As water passes slowly upward through the submerged filter 11, ammonia waste in the water produced by fish in tank 1 will be acted on by the biological growth on the walls of the filter tubular passages and removed from the upright water passing through the filter tank. Accumulation of biological material on the sides of the passages will slough off periodically, and the resulting debris will settle downward through the tubular passages of the filter onto the sloping surface 10 beneath it. Such precipitated sludge will gravitate down the slope toward the sludge trough 9. Sludge accumulated in the bottom of the air lift pump sump can be removed periodically at will through a discharge pipe 22 by opening valve 23 accomplished by manipulating handle 24.

Sludge discharge pipes 22 of adjacent filter tanks 6 can be connected together for discharge of sludge through the common discharge pipe 25. Movement of the sludge through pipes 22 and 25 can be accelerated by discharging a jet of water into the upper end of the filter tank 6 near wall 13. Water can be supplied to the air lift pump sump by a pipe 27 to replace the sludge and water removed from the system through the sludge discharge pipe 22.

The filter 11 can be composed of several filter units 28 in superposed relationship, each of which has a multiplicity of upright passages extending through it. It is not necessary that such passages of the superposed units be in precise registration, but they must be in communication so that the debris can settle down through such passages from one filter unit through the next one below it into the chamber above the sloping floor 10. The upright passages can be formed by filter unit structures of different types. Representative types of filter units are illustrated in FIGS. 5, 6 and 7, respectively. The filter unit 28a, shown in FIG. 5, is composed of a cluster of cylindrical tubes 29 having their peripheries bonded together.
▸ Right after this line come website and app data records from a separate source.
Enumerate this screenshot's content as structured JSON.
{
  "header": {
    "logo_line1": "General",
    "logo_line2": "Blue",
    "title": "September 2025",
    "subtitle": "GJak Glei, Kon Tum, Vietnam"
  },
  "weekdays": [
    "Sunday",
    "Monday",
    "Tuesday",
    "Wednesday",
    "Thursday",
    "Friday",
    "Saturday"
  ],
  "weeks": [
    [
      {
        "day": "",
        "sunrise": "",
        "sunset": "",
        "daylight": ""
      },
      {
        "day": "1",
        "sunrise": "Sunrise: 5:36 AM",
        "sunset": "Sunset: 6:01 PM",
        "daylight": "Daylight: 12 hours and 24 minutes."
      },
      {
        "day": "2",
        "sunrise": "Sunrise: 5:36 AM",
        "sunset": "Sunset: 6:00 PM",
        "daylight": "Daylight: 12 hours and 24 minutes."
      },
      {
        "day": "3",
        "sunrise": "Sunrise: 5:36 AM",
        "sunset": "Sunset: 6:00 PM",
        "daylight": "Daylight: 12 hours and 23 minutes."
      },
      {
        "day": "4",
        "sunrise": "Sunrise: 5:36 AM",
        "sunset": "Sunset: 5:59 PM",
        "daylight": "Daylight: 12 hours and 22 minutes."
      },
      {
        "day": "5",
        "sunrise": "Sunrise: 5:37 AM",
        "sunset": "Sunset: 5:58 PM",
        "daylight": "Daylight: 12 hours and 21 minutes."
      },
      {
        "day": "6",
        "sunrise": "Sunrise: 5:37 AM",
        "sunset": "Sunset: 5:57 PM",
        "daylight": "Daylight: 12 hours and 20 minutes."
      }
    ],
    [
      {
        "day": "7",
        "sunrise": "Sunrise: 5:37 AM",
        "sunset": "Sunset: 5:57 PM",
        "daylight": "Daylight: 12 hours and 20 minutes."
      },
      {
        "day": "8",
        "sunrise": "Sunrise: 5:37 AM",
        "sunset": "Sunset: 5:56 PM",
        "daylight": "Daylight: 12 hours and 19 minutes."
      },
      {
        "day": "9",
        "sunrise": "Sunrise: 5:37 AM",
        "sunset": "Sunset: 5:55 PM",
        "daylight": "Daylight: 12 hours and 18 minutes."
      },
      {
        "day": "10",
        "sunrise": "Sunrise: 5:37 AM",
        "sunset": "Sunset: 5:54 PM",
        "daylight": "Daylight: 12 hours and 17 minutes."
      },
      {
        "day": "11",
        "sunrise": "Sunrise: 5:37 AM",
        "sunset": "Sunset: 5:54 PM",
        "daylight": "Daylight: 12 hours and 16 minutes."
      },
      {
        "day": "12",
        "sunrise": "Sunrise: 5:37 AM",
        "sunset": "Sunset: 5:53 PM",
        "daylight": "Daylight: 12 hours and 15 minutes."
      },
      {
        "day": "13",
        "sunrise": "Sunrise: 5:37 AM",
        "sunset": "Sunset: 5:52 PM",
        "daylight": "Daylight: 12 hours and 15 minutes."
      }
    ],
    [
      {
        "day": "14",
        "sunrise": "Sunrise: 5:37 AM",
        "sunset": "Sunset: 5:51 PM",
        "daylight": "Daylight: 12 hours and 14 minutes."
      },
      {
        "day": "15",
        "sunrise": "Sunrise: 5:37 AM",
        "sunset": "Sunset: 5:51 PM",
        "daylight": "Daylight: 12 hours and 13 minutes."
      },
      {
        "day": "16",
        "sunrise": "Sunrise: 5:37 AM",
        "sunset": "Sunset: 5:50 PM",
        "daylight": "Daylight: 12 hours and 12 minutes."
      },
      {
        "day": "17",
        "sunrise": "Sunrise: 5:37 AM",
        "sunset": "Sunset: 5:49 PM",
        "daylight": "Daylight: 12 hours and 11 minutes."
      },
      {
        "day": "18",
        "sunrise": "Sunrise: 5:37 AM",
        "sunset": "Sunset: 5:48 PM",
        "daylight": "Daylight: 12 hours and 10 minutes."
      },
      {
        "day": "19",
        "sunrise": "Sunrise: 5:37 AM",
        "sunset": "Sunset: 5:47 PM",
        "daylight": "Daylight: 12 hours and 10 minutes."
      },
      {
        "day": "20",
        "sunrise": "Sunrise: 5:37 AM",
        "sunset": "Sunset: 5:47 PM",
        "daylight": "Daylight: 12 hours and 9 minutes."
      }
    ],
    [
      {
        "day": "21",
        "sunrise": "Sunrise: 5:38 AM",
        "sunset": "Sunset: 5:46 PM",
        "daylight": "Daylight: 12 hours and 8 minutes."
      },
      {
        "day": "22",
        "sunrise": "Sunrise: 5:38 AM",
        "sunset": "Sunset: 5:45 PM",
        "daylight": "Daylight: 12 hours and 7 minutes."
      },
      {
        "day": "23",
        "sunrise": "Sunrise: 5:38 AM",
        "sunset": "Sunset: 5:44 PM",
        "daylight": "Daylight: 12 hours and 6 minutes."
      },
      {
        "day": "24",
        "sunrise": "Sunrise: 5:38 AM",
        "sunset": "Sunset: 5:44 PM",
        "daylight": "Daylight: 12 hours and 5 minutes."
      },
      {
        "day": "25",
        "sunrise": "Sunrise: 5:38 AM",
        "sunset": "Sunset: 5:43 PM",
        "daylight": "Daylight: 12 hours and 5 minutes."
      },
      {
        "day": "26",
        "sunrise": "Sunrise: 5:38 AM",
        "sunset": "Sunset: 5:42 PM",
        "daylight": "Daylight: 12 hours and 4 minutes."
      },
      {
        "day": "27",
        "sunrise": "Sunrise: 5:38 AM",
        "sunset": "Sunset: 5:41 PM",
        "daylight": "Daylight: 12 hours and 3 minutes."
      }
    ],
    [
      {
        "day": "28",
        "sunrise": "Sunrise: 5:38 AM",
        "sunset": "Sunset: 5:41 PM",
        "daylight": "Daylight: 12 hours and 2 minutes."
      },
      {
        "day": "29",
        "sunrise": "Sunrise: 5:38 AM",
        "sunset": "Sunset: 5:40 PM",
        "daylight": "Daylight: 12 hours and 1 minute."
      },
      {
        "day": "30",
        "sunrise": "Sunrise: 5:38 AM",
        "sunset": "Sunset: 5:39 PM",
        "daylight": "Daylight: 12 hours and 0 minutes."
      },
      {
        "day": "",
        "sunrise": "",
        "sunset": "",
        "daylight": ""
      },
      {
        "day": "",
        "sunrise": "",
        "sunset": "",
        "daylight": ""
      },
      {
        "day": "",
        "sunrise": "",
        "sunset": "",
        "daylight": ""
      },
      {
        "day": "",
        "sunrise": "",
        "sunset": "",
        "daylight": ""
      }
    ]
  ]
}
The filter unit 28b, shown in FIG. 6, is of honeycomb construction, each tubular passage 30 being hexagonal. The filter unit 28c, shown in FIG. 7, has corrugated sheets 31, and flat sheets 32, arranged in alternate or sandwich relationship, and contacting each other so as to provide passages extending through the filter. Preferably, the filter units 28a, 28b and 28c are made of plastic material, but they could be made of other materials, if preferred. Also, while all of the filter units 28, shown in FIG. 3, could be the same, different types of filter units, such as shown in FIGS. 5, 6 and 7, for example, could be combined.

The lowest filter unit 28 simply rests on a central rail 33 and cleats 34 secured to the sides of the filter tank 6, and the upper filter sections are laid on the lowest filter section. Whenever it is necessary to clean a filter tank, therefore, the cover 12 can be lifted off the filter, and then the filter units 28 can be lifted out of the tank 6 in succession. The sloping bottom 10 of the tank, as well as the tank walls, are then readily accessible for cleaning. When the cleaning operation has been completed, the filter units are replaced successively back in the filter tank on the rail 33 and cleats 34, and the cover 12 is applied to the filter. The filter is then ready to be used again.